Jesus: A Novel
If you've grown up in the church, you may have heard the story of Jesus so many times you don't really "hear" it anymore. But in the capable hands of storyteller and National Book Award winner Walter Wangerin Jr., this classic captures our attention in a new way.
Wangerin switches back and forth between the viewpoint of Mary, Jesus' mother ("Mim"), and the disciple John (called "beloved") to tell the story, which opens at the Feast of Passover in Jerusalem when Jesus is 12. A long narrative from Mary to Jesus in italics serves to fill in the details of her unexpected pregnancy, marriage, and the nativity of Christ.
Readers will enjoy Wangerin's imagining what Jesus might have looked like (heavily freckled with a tight cap of curly reddish brown hair!) and his mannerisms (ticklish, accessible but unknowable). In Wangerin's narrative, Jesus is an only child who works as a carpenter with his father until Joseph meets an untimely, accidental death.
But what really sings in this narrative is the relationship between Jesus and his mother, as seen from her perspective. When Jesus returns to Nazareth to begin his ministry by reading in the temple, he's first warmly welcomed, then driven away by his small hometown. We feel Mary's pride in her son, and then her pain at his rejection.
Later, when Jesus goes away alone, she follows him to give him some tragic news. In beautifully crafted prose, Wangerin describes the scene as Mary tells Jesus that his beloved cousin John the Baptist is dead. "Heaven is sandy with stars, the myriad marks of God's promises, the heavenly host all holding their breath --- so Mary imagines --- preparing to weep with Jesus." Later, Jesus whispers to her, "Oh Mother, Mother --- how I loved my cousin." And Mary, who calls Jesus "My baby," (as well as "Yeshi"), comforts him as he falls asleep on her lap.
Wangerin excels at offering specific details about the culture of the time period in which Jesus lived. The wedding at Cana is embellished with a bridal procession where lusty lyrics are sung: "How sweet is your love, O sister, my bride! And sweeter your loving than spices and wine." Wangerin spends several pages explaining interesting details about the wedding ceremony and the honor involved in providing enough food for seven days of celebration. Jesus' miracle, he shows, saved the bridegroom's family from shame and dishonor. Nice details for contemporary readers.
In another retelling of the biblical narrative, he opens a chapter with the terse observation: "Magdala stinks." Wangerin goes on to explain that fish were dried and pickled there, and includes plenty of details about the fishing life. The stage also is set for an encounter with Mary ("Maryam"), whom he will deliver from seven demons. Wangerin fleshes out some of the more practical aspects as well. When Jesus and his disciples are on the road, Wangerin describes how Mary wanders the hillsides and ravines, finding the right herbs to cure the ills and injuries incurred by the little band of believers (Simon has a bad cough, for example). Wangerin is specific in his descriptions, which makes the story richer.

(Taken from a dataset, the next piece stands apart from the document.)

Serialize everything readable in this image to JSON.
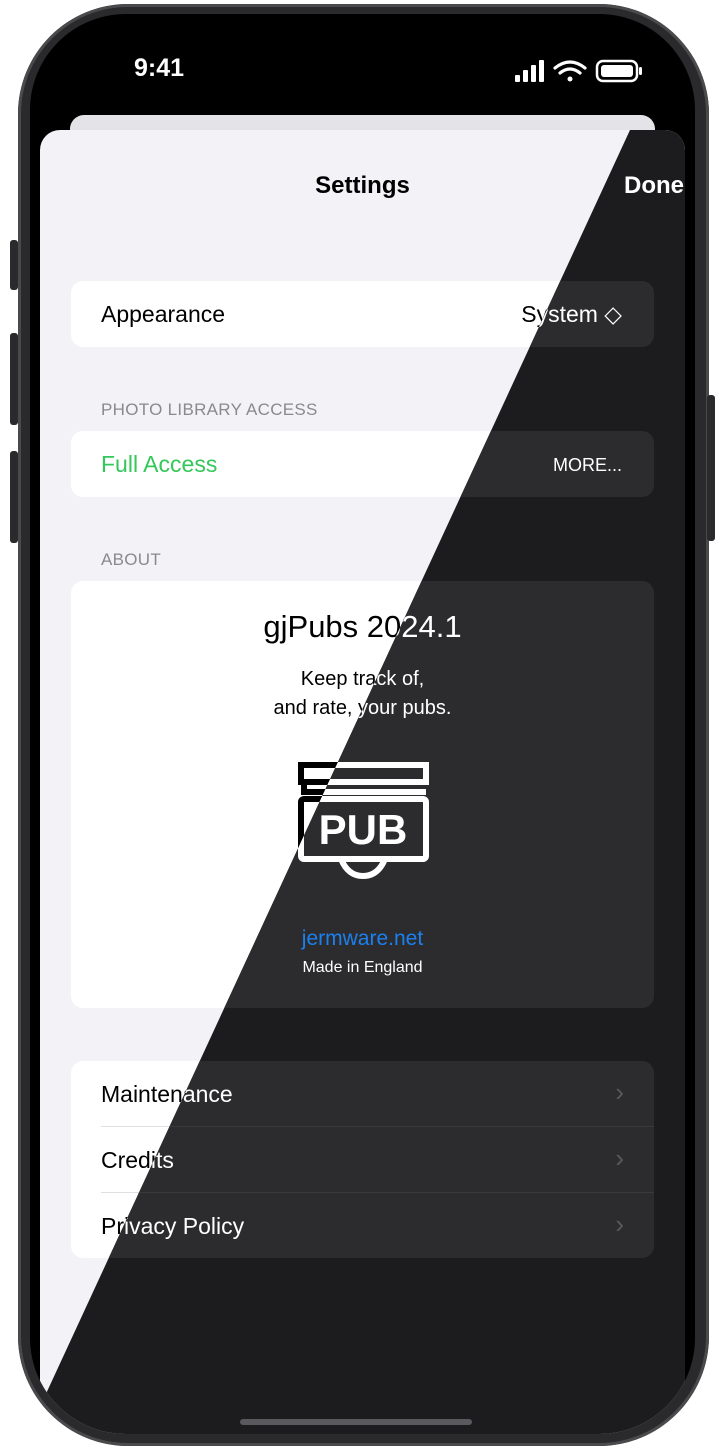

Particularly nice is a short section that imagines some of the interactions between John and Mary after Jesus' death and resurrection. John is now entrusted with Mary's care, and he finds her a bit of a challenge. She can't help interrupting him and correcting the details of his stories as he shares the Good News and the marvelous works of Jesus. "No, not Jericho. He did that near the pool of Siloam...." made me chuckle.
While many readers may enjoy some of the juicy, Wangerin-ish dialogue between the characters, it occasionally creeps over the top. "Calculate before your promise, partner," says a bandit to Simon in response to his threats. Sounds a little bit like a late night western. But if you love Wangerin's style of writing, this sort of thing won't trouble you. It's part of his unique voice and inimitable storytelling style.
This beautiful, unique retelling of the life of Jesus should find a home on the bookshelves of any Christian who wants a fresh perspective on their faith.
Reviewed by Cindy Crosby on November 13, 2011